My most used gadget: the P-38

I received a P-38 can opener some time during my seventh grade of school. I can’t remember exactly why they were given to us (I think my whole class got one, but I’m not sure), nor can I remember exactly why my adolescent self hung on to the little thing. I certainly wasn’t opening cans of beans with any regularity. Nonetheless, I kept it on my keyring, and it’s on my keyring even today. It has, without any doubt, been the single most useful gadget I’ve ever owned.

The P-38 is almost amazingly bad at its core function. It’s hard to open canned goods with the thing. It’s time consuming, laborious, and frankly hardly worth the effort (at least in modern society: things might be different were I deployed in some remote war zone). It just barely ekes by as a can opener.

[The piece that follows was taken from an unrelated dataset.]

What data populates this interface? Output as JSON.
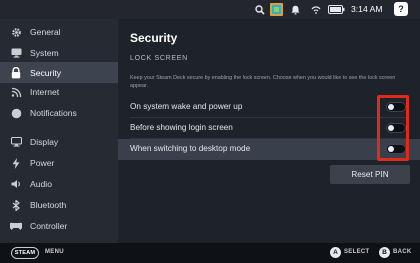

And yet it remains an amazingly useful general purpose tool for me.

I use the P-38 regularly to open packages. It slices through tape just fine. In a pinch, it can open the horrible plastic shells that encase many modern goods. It serves as a fine flat blade screwdriver, a small pry bar, and a straightedge. I think I’ve opened a total of four cans with it in my life, each time just to see or prove if it could, in fact, open a can.

In this age of electronic marvels, I like to think about my P-38 every now and again. I know that a manually operated can opener hardly qualifies as a “gadget” alongside the things we normally write about, but it’s fun to think about the utility — intended and unintended — of the P-38 in the context of those other things: iPads, smart phones, computers, and more.

There’s a Wikipedia page on the P-38 that delves into some more of the details. The P-38 was standard issue for the U.S. Army, which provides me the tenuous connection to this Memorial Day holiday we’re all celebrating today in the U.S!